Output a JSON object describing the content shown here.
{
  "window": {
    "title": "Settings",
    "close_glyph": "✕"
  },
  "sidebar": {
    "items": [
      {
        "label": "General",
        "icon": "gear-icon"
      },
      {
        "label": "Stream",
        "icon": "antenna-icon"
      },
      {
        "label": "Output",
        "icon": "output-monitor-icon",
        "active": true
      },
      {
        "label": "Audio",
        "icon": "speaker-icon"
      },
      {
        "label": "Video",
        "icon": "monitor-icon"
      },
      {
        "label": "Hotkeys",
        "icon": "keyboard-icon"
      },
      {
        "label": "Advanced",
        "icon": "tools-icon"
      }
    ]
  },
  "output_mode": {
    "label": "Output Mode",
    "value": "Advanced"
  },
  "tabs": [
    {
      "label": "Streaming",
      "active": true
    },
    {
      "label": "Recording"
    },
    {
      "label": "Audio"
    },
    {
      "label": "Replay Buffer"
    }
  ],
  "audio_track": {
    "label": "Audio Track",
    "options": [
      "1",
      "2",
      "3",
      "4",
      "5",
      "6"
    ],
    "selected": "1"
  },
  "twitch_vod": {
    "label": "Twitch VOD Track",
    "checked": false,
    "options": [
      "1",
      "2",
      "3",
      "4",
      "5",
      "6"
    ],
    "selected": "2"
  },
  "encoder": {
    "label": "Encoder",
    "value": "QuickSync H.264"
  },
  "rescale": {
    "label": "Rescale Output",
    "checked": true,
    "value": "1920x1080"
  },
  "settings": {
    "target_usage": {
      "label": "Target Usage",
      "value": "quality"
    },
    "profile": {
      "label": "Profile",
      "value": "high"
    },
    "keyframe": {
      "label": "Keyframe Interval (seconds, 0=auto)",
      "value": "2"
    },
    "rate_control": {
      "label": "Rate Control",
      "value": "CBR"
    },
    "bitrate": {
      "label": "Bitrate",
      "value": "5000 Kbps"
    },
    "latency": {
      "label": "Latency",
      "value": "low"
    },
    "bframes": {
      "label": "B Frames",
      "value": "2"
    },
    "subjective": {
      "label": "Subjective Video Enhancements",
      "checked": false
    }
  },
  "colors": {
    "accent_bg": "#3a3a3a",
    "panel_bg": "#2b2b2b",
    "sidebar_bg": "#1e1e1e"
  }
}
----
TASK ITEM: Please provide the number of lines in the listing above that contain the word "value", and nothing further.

RESPONSE: 10